During the Father’s evangelical outreach, He helped sanitise the physical environment of those He evangelised. This strange behaviour or activities generated a ground-swell of curiosity within the community about the person and the attitude of Leader Olumba Olumba Obu, to the extent that He no longer had to go out to preach. Still, people sought after Him at His humble residence, 8 Eton.
The first organised prayer sessions started at Eton with the Holy Father, the Holy Mother, and a few curious and afflicted members who went there with diverse characters and attitudes. As their interest became captivated, long sessions of preaching and healing became inevitable. The Holy Mother had to succour to their hungry mouths; naturally, the provision of feast started. It had a wide variety of dishes. 8 Eton became man’s first step in his spiritual growth. Thus, He was allowed to eat everything: wine, snuff, cigarette, etc. It was a period of man’s tender growth, a period of God’s patience towards the growth of the Kingdom. Today man has grown into a vegetarian.
As the sons of men were accepted into God’s Kingdom through baptism, the natural grouping within the Kingdom became imperative; thus, the Father inaugurated the women’s fellowship with the Holy Mother as the first chairperson. The men’s fellowship followed, and the general fellowship was later founded. A choir naturally sprang up to support Eton’s high level of spiritual activities. With these, the gestation period was completed.
Eton could no longer contend with the surging membership. In appreciation for his redemption, a member acquired a more spacious building at the present 26 Mbukpa Rd, which necessitated the final exodus from 8 Eton Bethel to 26 Mbukpa Bethel on the 8th of August, 1958. At the time of departure, the Father introduced a uniform for members, today known as the soutane, and both male and female members wore the same style. The Father personally used a piece of clothing to teach the sisters how to tie the veil.
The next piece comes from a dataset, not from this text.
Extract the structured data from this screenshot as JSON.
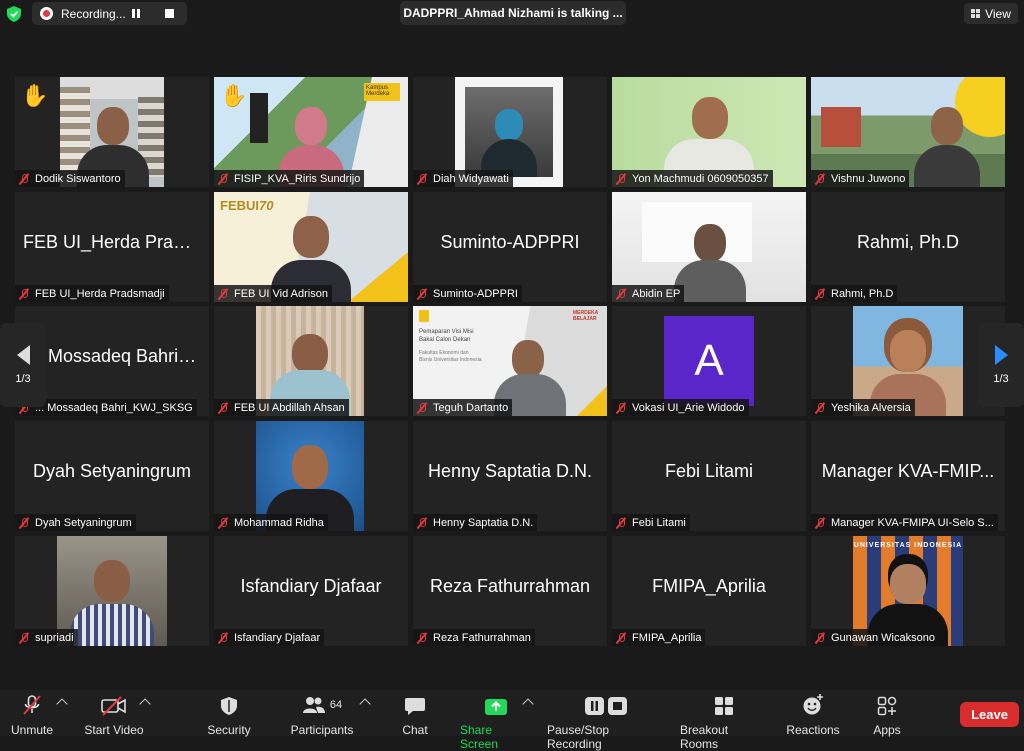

It is very significant to state here to state that the procession from 8 Eton Street to 26 Mbukpa Rd was a solemn one which was awe-inspiring, with each member carrying a tilted candle stick, symbolising a movement from darkness to light and redemption from great tribulation.
At that point, the full image and personality of the Brotherhood of the Cross and Star was established. Therefore, in commemorating this epochal event, members must emulate our Father’s example by stepping right into His footprints. This is the essence of this celebration.